%%
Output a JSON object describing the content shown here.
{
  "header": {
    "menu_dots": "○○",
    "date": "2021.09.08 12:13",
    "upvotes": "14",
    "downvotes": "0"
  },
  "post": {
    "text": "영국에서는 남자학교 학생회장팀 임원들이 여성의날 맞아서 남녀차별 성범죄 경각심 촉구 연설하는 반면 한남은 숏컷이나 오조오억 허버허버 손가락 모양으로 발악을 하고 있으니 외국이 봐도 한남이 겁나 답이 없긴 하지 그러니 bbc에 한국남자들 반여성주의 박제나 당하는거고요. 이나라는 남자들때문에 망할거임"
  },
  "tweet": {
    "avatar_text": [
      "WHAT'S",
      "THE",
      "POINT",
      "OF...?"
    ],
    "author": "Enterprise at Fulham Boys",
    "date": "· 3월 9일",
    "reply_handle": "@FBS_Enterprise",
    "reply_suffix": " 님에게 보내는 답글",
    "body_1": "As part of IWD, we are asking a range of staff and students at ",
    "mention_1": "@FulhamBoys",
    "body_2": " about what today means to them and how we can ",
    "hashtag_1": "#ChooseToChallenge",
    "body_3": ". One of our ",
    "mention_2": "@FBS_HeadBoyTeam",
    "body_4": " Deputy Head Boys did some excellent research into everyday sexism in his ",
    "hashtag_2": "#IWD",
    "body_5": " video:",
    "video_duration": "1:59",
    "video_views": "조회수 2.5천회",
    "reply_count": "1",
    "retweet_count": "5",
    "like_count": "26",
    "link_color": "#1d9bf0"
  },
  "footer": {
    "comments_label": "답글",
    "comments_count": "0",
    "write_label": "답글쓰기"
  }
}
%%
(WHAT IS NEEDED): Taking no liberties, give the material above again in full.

(REPLY):
Output a JSON object describing the content shown here.
{
  "header": {
    "menu_dots": "○○",
    "date": "2021.09.08 12:13",
    "upvotes": "14",
    "downvotes": "0"
  },
  "post": {
    "text": "영국에서는 남자학교 학생회장팀 임원들이 여성의날 맞아서 남녀차별 성범죄 경각심 촉구 연설하는 반면 한남은 숏컷이나 오조오억 허버허버 손가락 모양으로 발악을 하고 있으니 외국이 봐도 한남이 겁나 답이 없긴 하지 그러니 bbc에 한국남자들 반여성주의 박제나 당하는거고요. 이나라는 남자들때문에 망할거임"
  },
  "tweet": {
    "avatar_text": [
      "WHAT'S",
      "THE",
      "POINT",
      "OF...?"
    ],
    "author": "Enterprise at Fulham Boys",
    "date": "· 3월 9일",
    "reply_handle": "@FBS_Enterprise",
    "reply_suffix": " 님에게 보내는 답글",
    "body_1": "As part of IWD, we are asking a range of staff and students at ",
    "mention_1": "@FulhamBoys",
    "body_2": " about what today means to them and how we can ",
    "hashtag_1": "#ChooseToChallenge",
    "body_3": ". One of our ",
    "mention_2": "@FBS_HeadBoyTeam",
    "body_4": " Deputy Head Boys did some excellent research into everyday sexism in his ",
    "hashtag_2": "#IWD",
    "body_5": " video:",
    "video_duration": "1:59",
    "video_views": "조회수 2.5천회",
    "reply_count": "1",
    "retweet_count": "5",
    "like_count": "26",
    "link_color": "#1d9bf0"
  },
  "footer": {
    "comments_label": "답글",
    "comments_count": "0",
    "write_label": "답글쓰기"
  }
}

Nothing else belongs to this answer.